If you blinked last week, you may have missed the announcement from the World Endurance Championship that they will discontinue the age-old tradition of “grid girls” in 2015. For those unaware, grid girls are essentially young females dressed in attractive outfits, often scantily clad, who stand next to a racing car as it “grids” before a race begins. It’s a common tradition in motorsports, found in Formula 1, MotoGP, Pirelli World Challenge, and beyond.
One series who will not be on this list, however, is the premier category for sportscar racing, the World Endurance Championship. After carrying this tradition since the series began, in an effort to be more “progressive” the organizers have elected to drop the practice.
It has sparked some debate within the social media spheres, with some fans resisting the larger issue of political correctness, and other fans, most notably professionals clinging for relevance, who use this as an opportunity to grandstand on sexism in the sport.
With all of this being said, the issue has largely been ignored by the racing scene as a whole, and most likely for good reason: no one cares.
If we look at empirical data, research from every major series has shown a variety of “interest factors” in the sport, everything from the character of the drivers to the innovation in the vehicles… yet no fan mentions “grid girls” as their primary reason for coming.

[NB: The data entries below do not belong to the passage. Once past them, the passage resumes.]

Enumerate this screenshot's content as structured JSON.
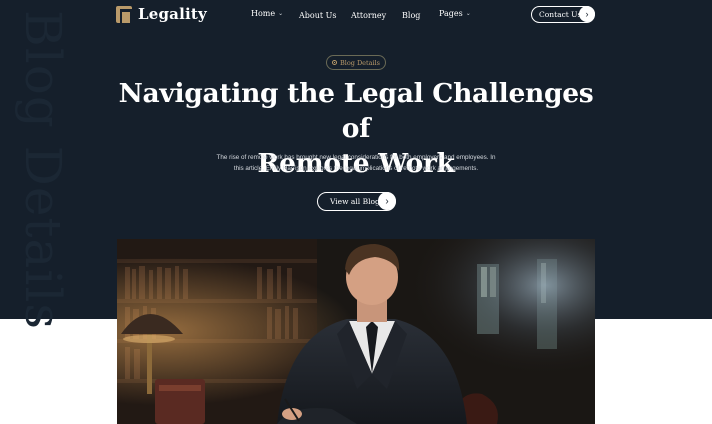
{
  "brand": {
    "name": "Legality",
    "logo_icon": "scales-logo-icon"
  },
  "nav": {
    "items": [
      {
        "label": "Home",
        "has_dropdown": true
      },
      {
        "label": "About Us",
        "has_dropdown": false
      },
      {
        "label": "Attorney",
        "has_dropdown": false
      },
      {
        "label": "Blog",
        "has_dropdown": false
      },
      {
        "label": "Pages",
        "has_dropdown": true
      }
    ],
    "contact_label": "Contact Us"
  },
  "hero": {
    "watermark": "Blog Details",
    "badge": "Blog Details",
    "title_line1": "Navigating the Legal Challenges of",
    "title_line2": "Remote Work",
    "description": "The rise of remote work has brought new legal considerations for both employers and employees. In this article, Emily Harrison explores the legal implications of remote work arrangements.",
    "cta_label": "View all Blog"
  },
  "colors": {
    "background": "#151f2b",
    "accent": "#b99a6a",
    "text": "#ffffff"
  }
}
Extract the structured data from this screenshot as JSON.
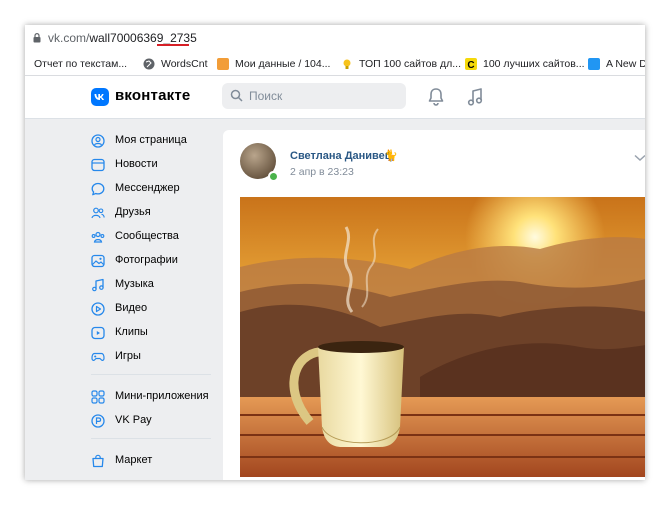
{
  "browser": {
    "url_host": "vk.com/",
    "url_path": "wall70006369_2735",
    "bookmarks": [
      {
        "label": "Отчет по текстам...",
        "icon": "docs-icon"
      },
      {
        "label": "WordsCnt",
        "icon": "globe-icon"
      },
      {
        "label": "Мои данные / 104...",
        "icon": "orange-square-icon"
      },
      {
        "label": "ТОП 100 сайтов дл...",
        "icon": "lightbulb-icon"
      },
      {
        "label": "100 лучших сайтов...",
        "icon": "c-letter-icon"
      },
      {
        "label": "A New Da",
        "icon": "blue-tile-icon"
      }
    ]
  },
  "header": {
    "brand": "вконтакте",
    "search_placeholder": "Поиск"
  },
  "sidebar": {
    "items": [
      {
        "label": "Моя страница",
        "icon": "user-circle-icon"
      },
      {
        "label": "Новости",
        "icon": "news-icon"
      },
      {
        "label": "Мессенджер",
        "icon": "message-icon"
      },
      {
        "label": "Друзья",
        "icon": "friends-icon"
      },
      {
        "label": "Сообщества",
        "icon": "communities-icon"
      },
      {
        "label": "Фотографии",
        "icon": "photo-icon"
      },
      {
        "label": "Музыка",
        "icon": "music-icon"
      },
      {
        "label": "Видео",
        "icon": "video-icon"
      },
      {
        "label": "Клипы",
        "icon": "clips-icon"
      },
      {
        "label": "Игры",
        "icon": "gamepad-icon"
      },
      {
        "label": "Мини-приложения",
        "icon": "apps-icon"
      },
      {
        "label": "VK Pay",
        "icon": "vkpay-icon"
      },
      {
        "label": "Маркет",
        "icon": "market-bag-icon"
      }
    ]
  },
  "post": {
    "author": "Светлана Данивец",
    "author_emoji": "🐈",
    "time": "2 апр в 23:23"
  },
  "colors": {
    "vk_blue": "#0077ff",
    "link": "#2a5885",
    "page_bg": "#edeef0",
    "online": "#4bb34b"
  }
}
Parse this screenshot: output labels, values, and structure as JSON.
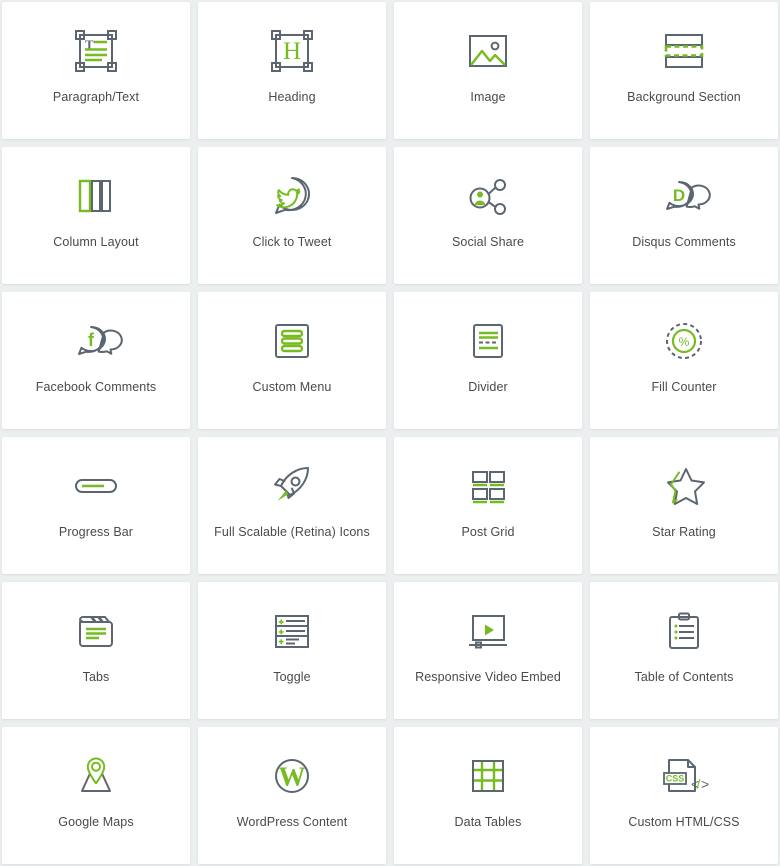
{
  "grid": {
    "columns": 4,
    "rows": 6,
    "background_color": "#eceff0",
    "card_background_color": "#ffffff",
    "accent_color": "#76bc21",
    "outline_color": "#5c6670",
    "label_color": "#4a4a4a"
  },
  "features": [
    {
      "label": "Paragraph/Text",
      "icon": "paragraph-text-icon"
    },
    {
      "label": "Heading",
      "icon": "heading-icon"
    },
    {
      "label": "Image",
      "icon": "image-icon"
    },
    {
      "label": "Background Section",
      "icon": "background-section-icon"
    },
    {
      "label": "Column Layout",
      "icon": "column-layout-icon"
    },
    {
      "label": "Click to Tweet",
      "icon": "twitter-bubble-icon"
    },
    {
      "label": "Social Share",
      "icon": "social-share-icon"
    },
    {
      "label": "Disqus Comments",
      "icon": "disqus-comments-icon"
    },
    {
      "label": "Facebook Comments",
      "icon": "facebook-comments-icon"
    },
    {
      "label": "Custom Menu",
      "icon": "custom-menu-icon"
    },
    {
      "label": "Divider",
      "icon": "divider-icon"
    },
    {
      "label": "Fill Counter",
      "icon": "fill-counter-icon"
    },
    {
      "label": "Progress Bar",
      "icon": "progress-bar-icon"
    },
    {
      "label": "Full Scalable (Retina) Icons",
      "icon": "rocket-icon"
    },
    {
      "label": "Post Grid",
      "icon": "post-grid-icon"
    },
    {
      "label": "Star Rating",
      "icon": "star-rating-icon"
    },
    {
      "label": "Tabs",
      "icon": "tabs-folder-icon"
    },
    {
      "label": "Toggle",
      "icon": "toggle-list-icon"
    },
    {
      "label": "Responsive Video Embed",
      "icon": "video-embed-icon"
    },
    {
      "label": "Table of Contents",
      "icon": "clipboard-list-icon"
    },
    {
      "label": "Google Maps",
      "icon": "map-pin-icon"
    },
    {
      "label": "WordPress Content",
      "icon": "wordpress-icon"
    },
    {
      "label": "Data Tables",
      "icon": "data-table-icon"
    },
    {
      "label": "Custom HTML/CSS",
      "icon": "custom-html-css-icon"
    }
  ]
}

In other words, it’s a non-issue. It’s hard to imagine fans won’t attend because there aren’t grid girls.
So if no one cares, then why abandon it?

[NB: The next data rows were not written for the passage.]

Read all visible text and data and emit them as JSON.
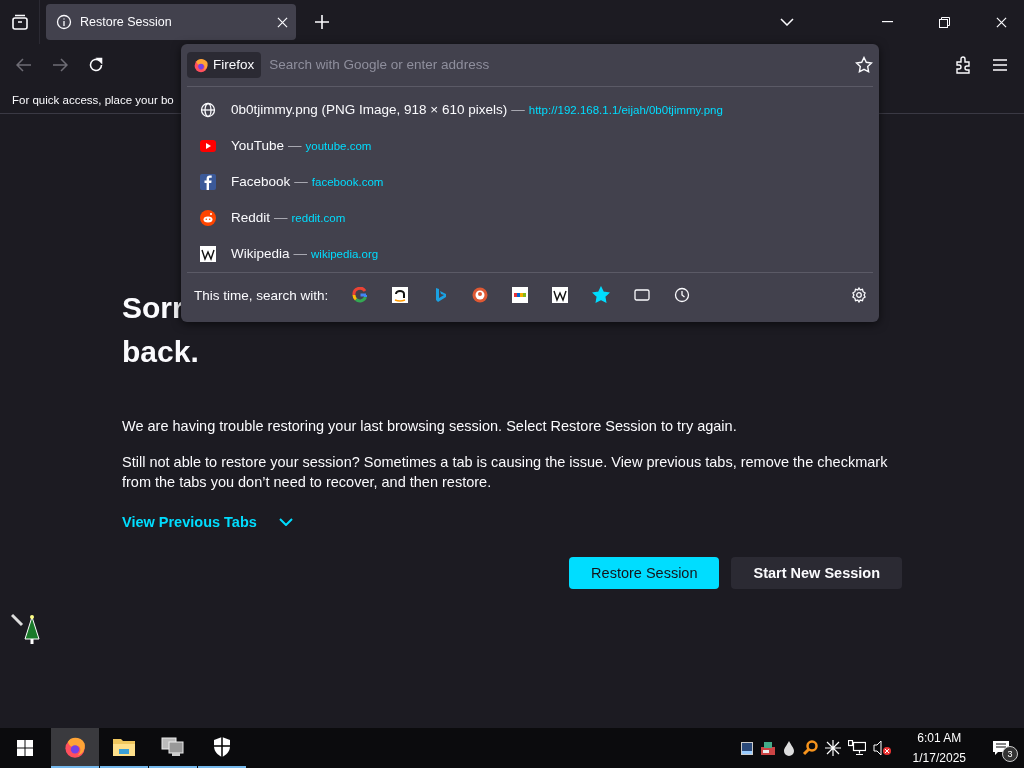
{
  "tabs": [
    {
      "label": "Restore Session",
      "selected": true
    }
  ],
  "url_bar": {
    "identity": "Firefox",
    "placeholder": "Search with Google or enter address"
  },
  "bookmarks_bar": {
    "text": "For quick access, place your bo"
  },
  "suggestions": [
    {
      "kind": "page",
      "title": "0b0tjimmy.png (PNG Image, 918 × 610 pixels)",
      "separator": "—",
      "url": "http://192.168.1.1/eijah/0b0tjimmy.png"
    },
    {
      "kind": "youtube",
      "title": "YouTube",
      "separator": "—",
      "url": "youtube.com"
    },
    {
      "kind": "facebook",
      "title": "Facebook",
      "separator": "—",
      "url": "facebook.com"
    },
    {
      "kind": "reddit",
      "title": "Reddit",
      "separator": "—",
      "url": "reddit.com"
    },
    {
      "kind": "wikipedia",
      "title": "Wikipedia",
      "separator": "—",
      "url": "wikipedia.org"
    }
  ],
  "search_with": {
    "label": "This time, search with:",
    "engines": [
      {
        "kind": "google"
      },
      {
        "kind": "amazon"
      },
      {
        "kind": "bing"
      },
      {
        "kind": "duckduckgo"
      },
      {
        "kind": "ebay"
      },
      {
        "kind": "wikipedia"
      },
      {
        "kind": "bookmarks"
      },
      {
        "kind": "tabs"
      },
      {
        "kind": "history"
      }
    ]
  },
  "page": {
    "heading_visible": [
      "Sorr",
      "back."
    ],
    "paragraphs": [
      "We are having trouble restoring your last browsing session. Select Restore Session to try again.",
      "Still not able to restore your session? Sometimes a tab is causing the issue. View previous tabs, remove the checkmark from the tabs you don’t need to recover, and then restore."
    ],
    "link": "View Previous Tabs",
    "buttons": [
      {
        "label": "Restore Session",
        "kind": "primary"
      },
      {
        "label": "Start New Session",
        "kind": "secondary"
      }
    ]
  },
  "taskbar": {
    "apps": [
      {
        "kind": "firefox",
        "selected": true
      },
      {
        "kind": "explorer",
        "selected": false
      },
      {
        "kind": "network",
        "selected": false
      },
      {
        "kind": "shield",
        "selected": false
      }
    ],
    "tray": [
      {
        "kind": "tablet"
      },
      {
        "kind": "app"
      },
      {
        "kind": "drop"
      },
      {
        "kind": "magnifier"
      },
      {
        "kind": "asterisk"
      },
      {
        "kind": "network"
      },
      {
        "kind": "volume"
      }
    ],
    "time": "6:01 AM",
    "date": "1/17/2025",
    "notifications": "3"
  }
}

Simply put, in a sport where female presence is becoming a larger and larger role in all forms of motorsport, the practice is simply antiquated. Within the last decade, we’ve seen: notable female drivers in every major form of motorsport, a number of female engineers and mechanics in a number of top of sportscar and NASCAR programs, but perhaps most notably, we’re seeing more and more C-level female executives within the top brands. Both Audi and Dodge/SRT have had their programs helmed by noteworthy female leaders, and even in Formula One we see a Female CEO running one of the longest-running teams in the sport. In the year 2015, it’s a tough practice to justify in front of decision makers such as these, and with no tangible influence on the fans, it doesn’t make sense to continue.

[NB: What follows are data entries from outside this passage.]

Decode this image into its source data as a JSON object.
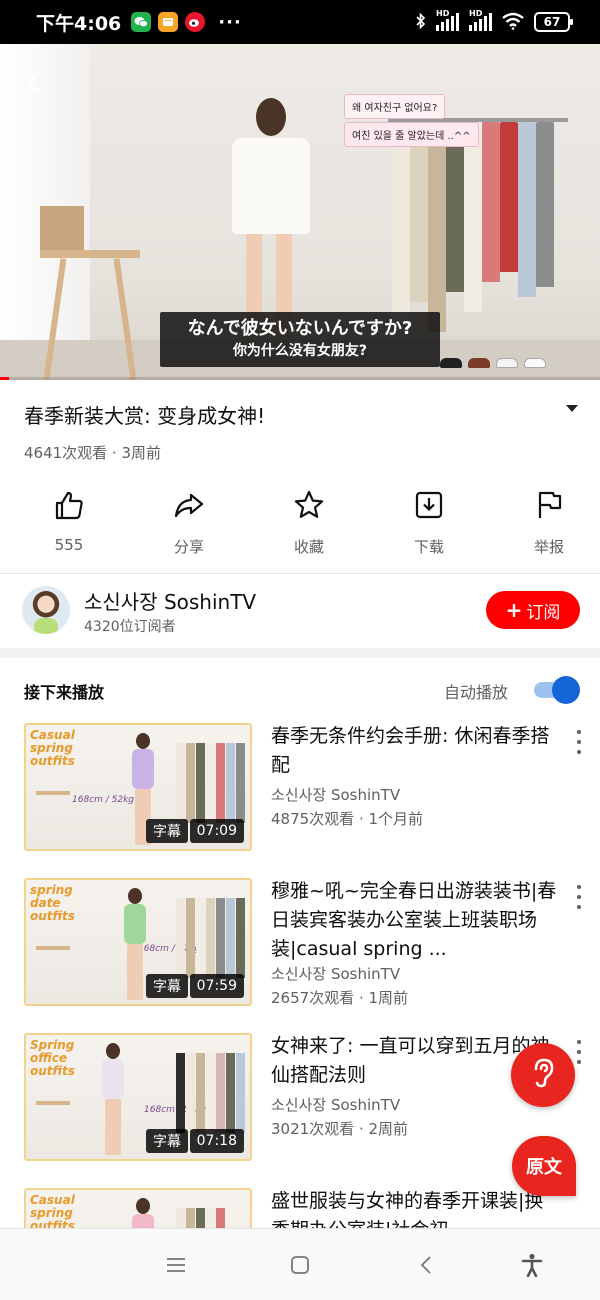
{
  "status_bar": {
    "time": "下午4:06",
    "dots": "···",
    "battery": "67",
    "hd1": "HD",
    "hd2": "HD",
    "apps": [
      "wechat-icon",
      "note-icon",
      "weibo-icon"
    ]
  },
  "player": {
    "subtitle_jp": "なんで彼女いないんですか?",
    "subtitle_cn": "你为什么没有女朋友?",
    "overlay_ko_1": "왜 여자친구 없어요?",
    "overlay_ko_2": "여친 있을 줄 알았는데 ..^^",
    "progress": 0.015
  },
  "video": {
    "title": "春季新装大赏: 变身成女神!",
    "meta": "4641次观看 · 3周前"
  },
  "actions": [
    {
      "label": "555",
      "icon": "thumbs-up-icon"
    },
    {
      "label": "分享",
      "icon": "share-icon"
    },
    {
      "label": "收藏",
      "icon": "star-icon"
    },
    {
      "label": "下载",
      "icon": "download-icon"
    },
    {
      "label": "举报",
      "icon": "flag-icon"
    }
  ],
  "channel": {
    "name": "소신사장 SoshinTV",
    "subs": "4320位订阅者",
    "subscribe": "订阅",
    "plus": "+"
  },
  "upnext": {
    "title": "接下来播放",
    "autoplay_label": "自动播放",
    "autoplay_on": true
  },
  "list": [
    {
      "title": "春季无条件约会手册: 休闲春季搭配",
      "channel": "소신사장 SoshinTV",
      "meta": "4875次观看 · 1个月前",
      "cc": "字幕",
      "duration": "07:09",
      "thumb_tag": "Casual spring outfits",
      "thumb_size": "168cm / 52kg",
      "outfit_color": "#c9b3e6"
    },
    {
      "title": "穆雅~吼~完全春日出游装装书|春日装宾客装办公室装上班装职场装|casual spring ...",
      "channel": "소신사장 SoshinTV",
      "meta": "2657次观看 · 1周前",
      "cc": "字幕",
      "duration": "07:59",
      "thumb_tag": "spring date outfits",
      "thumb_size": "168cm / 52kg",
      "outfit_color": "#9fd69a"
    },
    {
      "title": "女神来了: 一直可以穿到五月的神仙搭配法则",
      "channel": "소신사장 SoshinTV",
      "meta": "3021次观看 · 2周前",
      "cc": "字幕",
      "duration": "07:18",
      "thumb_tag": "Spring office outfits",
      "thumb_size": "168cm / 52kg",
      "outfit_color": "#e9e3ee"
    },
    {
      "title": "盛世服装与女神的春季开课装|换季期办公室装|社会初",
      "thumb_tag": "Casual spring outfits",
      "outfit_color": "#f1b8c9"
    }
  ],
  "floating": {
    "source_label": "原文",
    "ear_icon": "ear-icon"
  },
  "nav_bar": {
    "icons": [
      "menu-icon",
      "home-icon",
      "back-icon",
      "accessibility-icon"
    ]
  },
  "colors": {
    "accent_red": "#ff0000",
    "toggle_blue": "#1565d8",
    "thumb_border": "#f3d28c"
  }
}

Beyond that, however, grid girls are actually a significant expense. In the Pirelli World Challenge, teams are required to foot the bill and arrangements for their grid girls. A traditional contract with local modeling agencies can often range between $200-400, not to mention the administrative and logistical processes to make it happen, and while this is a relative drop-in-the-bucket for most racing budgets, teams are in an era where they have to watch every dime… and this is an expense that is tough to justify.
That being said, it’s hard to believe that trackside models are going away entirely. Several entities within racing, most notably tire manufacturers and individual race teams, consider these models part of their brand, and within that it’s tough to imagine that series will outright ban this, they simply must move away from a series-required practice.
It’s a decision that seems inevitable and necessary, and likely something that won’t even be noticed once the WEC season kicks off this weekend.